The electrostatic theory explains various aspects of the stability of the S3b-S4 α-helix pair of the VSD of KvAP ion channel at zero potential. (i) The α-helix pair arrange themselves in a dipole pair-wise fashion like two macrodipoles obeying the electrostatic laws; (ii) the unequal spacing of the extracellular and intracellular poles of S3b-S4 is due to the local attractive and repulsive forces, respectively, which makes the S3b-S4 pair not ideally antiparallel. The presence of the dipolar charges along with the terminal charged residues is the cause of this spacing; (iii) in the absence of any transmembrane voltage (zero potential), positive R123 of S4 is in the closest proximity of the negative Glutamic acid E107 of S3b; (iv) E107 of S3b has a dominant role in stabilizing the S3b-S4 "paddle"; and (v) the extracellular terminal dipolar charges C3 of S3b and N4 of S4 contribute substantially to the stability of S3b-S4 α-helix pair.

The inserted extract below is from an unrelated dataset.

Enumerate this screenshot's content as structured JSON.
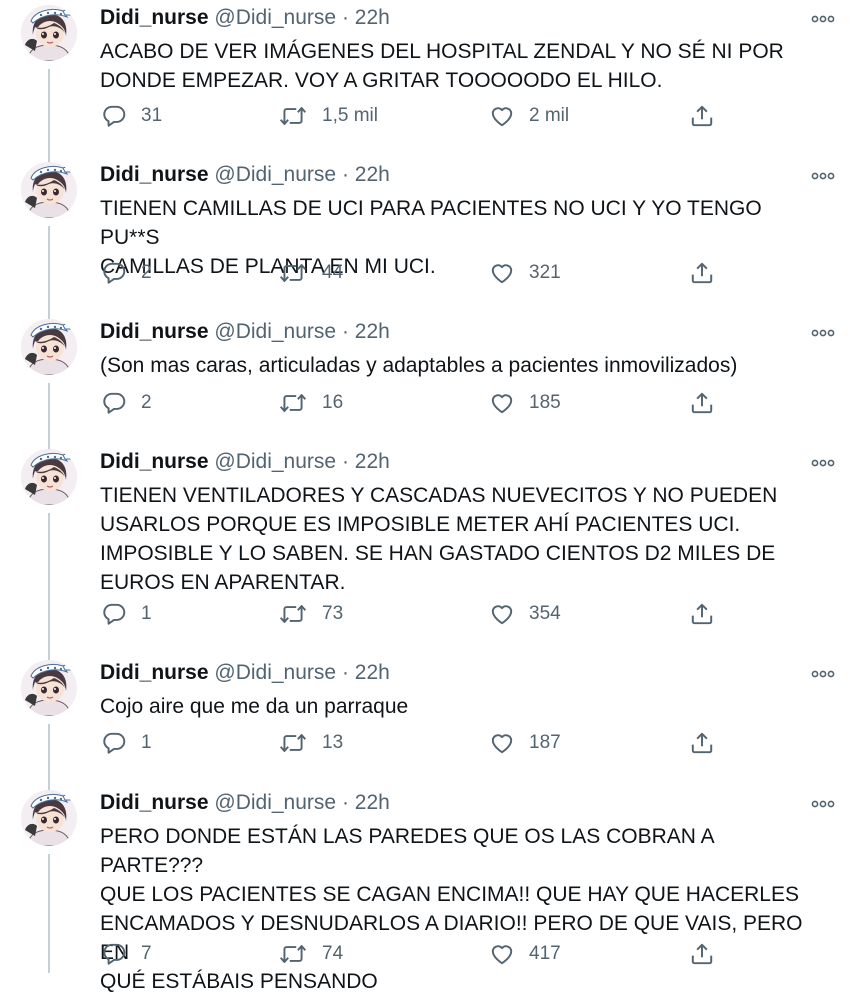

This report on the role of the dipolar charges in stabilization is important because in the ion channel, all α-helices will behave like macrodipoles and their terminal charges will not only add impetus to the stabilization of other helix pairs, but also may have contribution in the gating process in presence of the transmembrane voltage. The Glutamic acid, which is found to be playing a dominant role in holding the S3b and S4 together as a "paddle", can give an insight to the paddle model as to why the S4 helix carry the S3b as a cargo during the gating process. Our subsequent work will be to untangle some controversy that arose between different models with our dipole electrostatic theory.
| Acknowledgment|| |
This research was supported by Department of Science and Technology, Government of India grant SR/SO/BB/0080/2009.
| References|| |
|1.||Wada A. The alpha-helix as an electric macro-dipole. Adv Biophys 1976;1-63. |
|2.||Hol WG, van Duijnen PT, Berendsen HJ. The alpha-helix dipole and the properties of proteins. Nature 1978;273:443-6. |
|3.||Sheridan RP, Levy RM, Salemme FR. Alpha-Helix dipole model and electrostatic stabilization of 4-alpha-helical proteins. Proc Natl Acad Sci USA 1982;79:4545-9. |
|4.||Hol WG. The role of the alpha-helix dipole in protein function and structure. Prog Biophys Mol Biol 1985;45:149-95. |
|5.||Borjesson SI, Elinder F. Structure, function, and modification of the voltage sensor in voltage-gated ion channels. Cell Biochem Biophys 2008;52:149-74. |
|6.||Jiang Y, Lee A, Chen J, Ruta V, Cadene M, Chait BT, et al. X-ray structure of a voltage-dependent K + channel. Nature 2003a; 423:33-41. |
|7.||Lee SY, Lee A, Chen J, MacKinnon R. Structure of the KvAP voltage-dependent K+ channel and its dependence on the lipid membrane. Proc Natl Acad Sci 2005;102:15441-6. |
|8.||Butterwick JA, MacKinnon R. Solution structure and phospholipid interactions of the isolated voltage-sensor domain from KvAP. J Mol Biol 2010;403:591-606. |
|9.||Jiang Y, Ruta V, Chen J, Lee A, MacKinnon R. The principle of gating charge movement in a voltage-dependent K + channel. Nature 2003b; 423:42-8. |
|10.||Aggarwal SK, MacKinnon R. Contribution of the S4 segment to gating charge in the Shaker K+ channel. Neuron 1996;16:1169-77. |
|11.||Seoh SA, Sigg D, Papazian DM, Bezanilla F. Voltage-sensing residues in the S2 and S4 segments of the Shaker K + channel. Neuron 1996;16:1159-67. |
|12.||Lecar H, Larsson HP, Grabe M. Electrostatic model of S4 motion in voltage-gated ion channels. Biophys J 2003;85:2854-64. |
|13.||Papazian DM, Shao XM, Seoh SA, Mock AF, Huang Y, Wainstock DH. Electrostatic interactions of S4 voltage sensor in Shaker K + channel. Neuron 1995;14:1293-301. |
|14.||Mahajan AS, Rangawala AA. Electricity and Magnetism, 1 st ed. New Delhi: Tata McGraw-Hill Publishing Company Limited; 1988. |
|15.||Lee SY, Banerjee A, MacKinnon R. Two separate interfaces between the voltage sensor and pore are required for the function of voltage-dependent K(+) channels. PLoS Biol 2009;7:e47. |
|16.||Xu Y, Rama Y, Lu Z. A Shaker K + channel with a miniature engineered voltage sensor. Cell 2010;142:580-9. |
|17.||Hulse R, Qufei L, Perozo E. Up a Hydrophobic creek with a short paddle. Cell 2010;142:515-6. |
[Figure 1], [Figure 2], [Figure 3]